Given the growth of genetic testing, it’s not surprising that genetic counseling has become a fast-growing field. According to the National Society of Genetic Counselors, a professional organization that represents genetic counselors, there are now 4,600 certified genetic counselors in the United States and Canada, a figure that’s expected to increase to 5,000 by the end of this year.
The number of genetic counselors has almost doubled in the last 10 years and is expected to grow by 75 percent over the next decade, said Erica Ramos, president of the society. Certified genetic counselors (look for a GCG, LGC or LCGC after the name) need to complete a two-year master’s program at an accredited program, then pass a board exam by the American Board of Genetic Counseling.

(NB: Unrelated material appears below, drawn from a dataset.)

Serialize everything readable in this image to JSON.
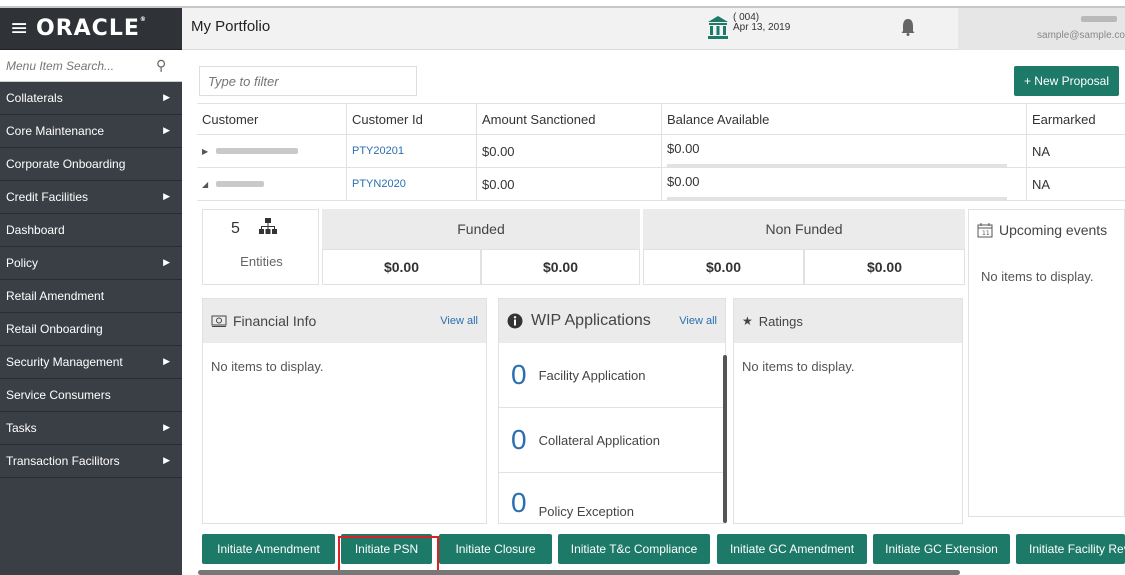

Of course, unlocking genetic information can also come with some potential downsides. Finding out you have a genetic predisposition to develop a deadly incurable disease can have real consequences — both psychological and financial.
For instance, someone who finds out they have an incurable disease, such as Huntington’s disease, may become uninsurable for life insurance.
“They just need to be aware that you can find out things with genetic tests. There are implications. It’s not just all fun and games,” said Lewis. Some people may want to know, while others don’t, but there are implications to consider before deciding to go with a genetic test. Also, while some genetic indicators are fairly accurate, some are still less clear. For instance, there’s a gene that some people think has some relationship to the risk of getting Alzheimer’s, but it’s not that accurate of an indicator.
Genetics, after all, aren’t a crystal ball into the future. Environmental and lifestyle factors play important roles as well. Companies offering genetic testing and health advice are hoping to change the way people approach health care.
“Real estate changed when Zillow came along. It used to be that the real estate agent had the keys to MLS service. Now with the internet, we have a very different relationship with Realtors. Likewise, the travel agency, for all intents and purposes, disappeared because data became democratized,” said Lewis. With genetic testing, “we’re educating customers about the impact of their life choices so they can now go and have very different conversations with their physicians.”